Pressing the shutter button just takes a photo and saves it on the memory SD Card. At the same time, it plays a short MP3 “Sprite !” tune as a confirmation for the photo being taken, as below.

The Python script which takes the photo

#!/usr/bin/env python
import time
import os
import RPi.GPIO as GPIO
import subprocess

GPIO.setmode(GPIO.BCM)
GPIO.setup(23, GPIO.OUT)
GPIO.setup(18, GPIO.IN)
GPIO.output(23,True)

while True:
  if GPIO.input(18)==True:
    print "Take picture"
    GPIO.output(23, False)
    subprocess.call(["amixer", "cset", "numid=3", "100%"])
    subprocess.call(["aplay", "/home/pi/sprite.wav"])
    subprocess.call(["raspistill","-awb", "auto", "-iso", "200", "-ex", "sports","-t","20","-o","/home/pi/picture/image"+str(time.time())+".jpg"])
    print "photo saved"
    GPIO.output(23, True)

 

We’ve used OpenCV to process the photos for adding the watermark, and soon found out that processing a photo does take a lot of time ( ~ 5 to 15 seconds). We initially thought of creating some threads in the code for image processing, but realized that having two operating system processes might do a better job instead. So we have created instead just a new Python script which monitors the “/home/pi/picture” folder and every time there’s a new photo, processes it, saves it on the memory USB stick and removes it from the SD card.

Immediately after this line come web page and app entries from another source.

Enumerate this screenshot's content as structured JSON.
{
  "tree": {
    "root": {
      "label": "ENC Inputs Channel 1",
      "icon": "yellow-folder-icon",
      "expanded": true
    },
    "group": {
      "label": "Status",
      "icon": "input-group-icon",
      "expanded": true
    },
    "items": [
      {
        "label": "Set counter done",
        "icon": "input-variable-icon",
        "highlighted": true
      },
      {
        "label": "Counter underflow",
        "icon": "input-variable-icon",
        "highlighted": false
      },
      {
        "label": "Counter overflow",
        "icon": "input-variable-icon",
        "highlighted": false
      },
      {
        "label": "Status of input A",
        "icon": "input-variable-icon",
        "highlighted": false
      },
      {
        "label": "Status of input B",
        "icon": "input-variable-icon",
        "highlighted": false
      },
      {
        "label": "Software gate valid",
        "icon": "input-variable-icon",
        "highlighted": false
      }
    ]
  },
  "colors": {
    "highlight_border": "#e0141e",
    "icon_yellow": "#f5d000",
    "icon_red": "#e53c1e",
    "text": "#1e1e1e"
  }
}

While the image is being processed (actually, while there are still some images in the “/home/pi/picture” folder), the status led blinks. This is done by a third Python script which only monitors the folder and triggers the led. If any files are present, the led blinks, otherwise it’s always ON.

Of course we have carefully wrote in the manual “DO NOT remove the memory stick while the status led is blinking, as this might lead to corrupt pictures!”. But who reads the manuals anyway? So to protect it from data loss if the user unexpectedly removes the USB memory stick, before each copy operation the stick needs to be mounted and when the copy is finished, the stick should be unmounted.

The Python script which blinks the status led

import time
import os
import RPi.GPIO as GPIO

GPIO.setmode(GPIO.BCM)
GPIO.setup(23, GPIO.OUT)
GPIO.output(23,True)

while True:
     fileList=[]
     os.chdir("/home/pi/picture")
     if len(os.listdir("."))!=0:
          GPIO.output(23, True)
          time.sleep(0.5)
          GPIO.output(23,False)
     else:
          GPIO.output(23, True)
          time.sleep(0.5)

The photo exhibition event

           The over branded camera even got the attention of a Romanian urban photographer who organized together with Sprite, the Sprite-ography exhibition. Yes, you guessed it right: it’s the first exhibition that has all its pictures taken with the Sprite RaspberryPi camera.

           Below are some photos from the event.

           All the photos watermarked “Sprite” are actually taken WITH the Sprite / Raspberry PI Camera itself during the exhibition !

 

Download all above photos as zip archive

(feel free to use these under Creative Commons Share Alike, CC BY-SA)